Are you so foolish? After beginning with the Spirit, are you now trying to attain your goal by human effort? Galatians 3:3 (NIV)

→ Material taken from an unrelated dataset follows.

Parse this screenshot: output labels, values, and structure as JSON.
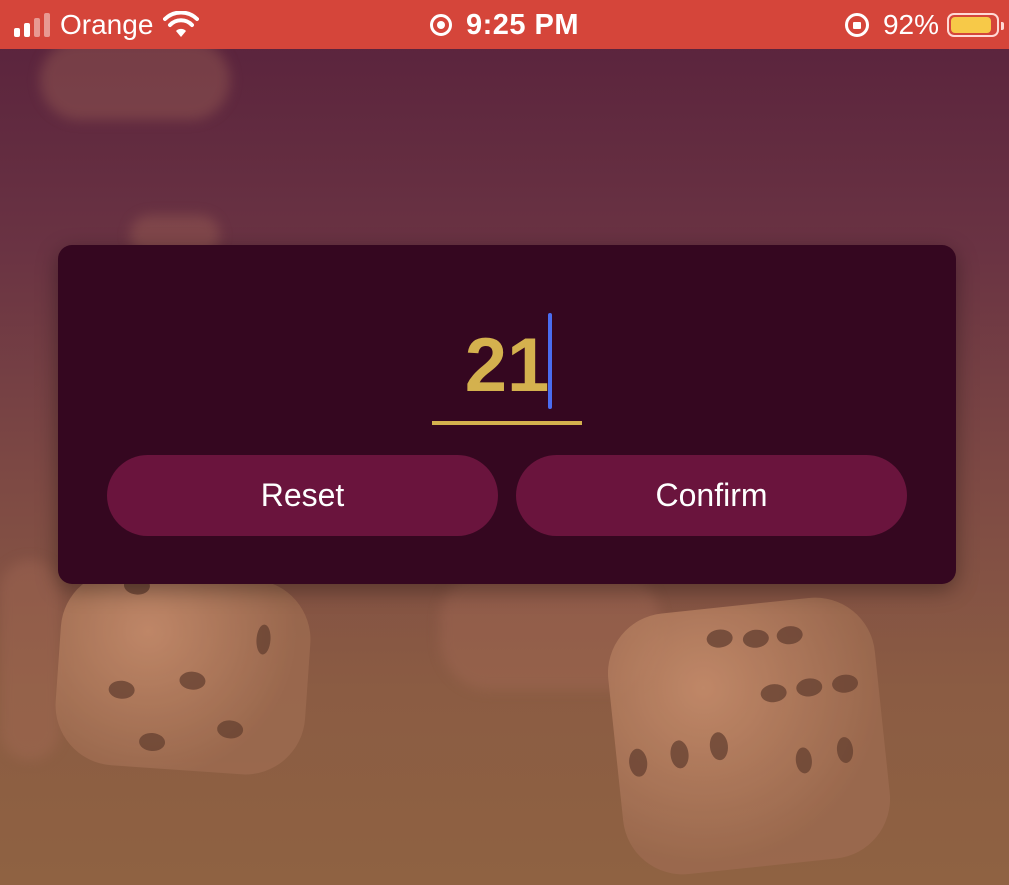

Several years ago, my boss taught me to make goals at the beginning of each year for myself professionally as well as for the departments under me. It is not something I would naturally do, as I tend to be more reactionary than proactive. I listen to the squeaky wheel and go from one problem to another taking care of complaints or helping in a crisis. Often, my to do list becomes the problem list. Instead, she encourages me to think ahead to what I want to accomplish in the coming year, to identify what it will take to make my goals reality such as time, classes or materials. Last year, I set goals as simple as to clean out my file drawers (in working the same job for twenty three years, I accumulated a lot of unnecessary stuff) and as complicated as learning to delegate. In turn, I sit down with my staff and ask them what their goals are for their office and for themselves. It is a very time consuming process, as it requires me to meet with each of my nineteen employees, review last year and prepare for the next. As a part of it, they often have time to vent about frustrations. I also can encourage them and thank them for their work in the past. By the time we are finished, we have a very clear picture of what needs to be done in the future. Because we know where we want to end up in twelve months, it is easier to manage our calendar, our finances and our resources. When presented with a new opportunity, we ask ourselves, will this help us accomplish our goals? If the answer is yes, then, we proceed. If no, we think about whether it is important enough to add to our goal list, if not, we decline. My boss also holds us accountable to reach our goals. Quarterly, we review our list and the progress we have made in reaching them. I am a list maker and find it very satisfying to check those goals off one at a time during the course of the year. We are in the process of setting our annual goals right now; so much of my day is spent at our various offices looking ahead to the future. We have chosen some ambitious projects, and it will require cooperation and determination to bring them to fruition. One thing, I have also learned, though by experience, not by someone’s teaching, is that there can be no separation between my professional life and my spiritual life. Just as God cares about my relationship with Him and the condition of my heart, He cares about my career and my job and wants me to be successful. The goals I set for my job, just like the goals I set for my family, and myself cannot be completed without His intervention and guidance, so my number one goal is to let Him be in charge.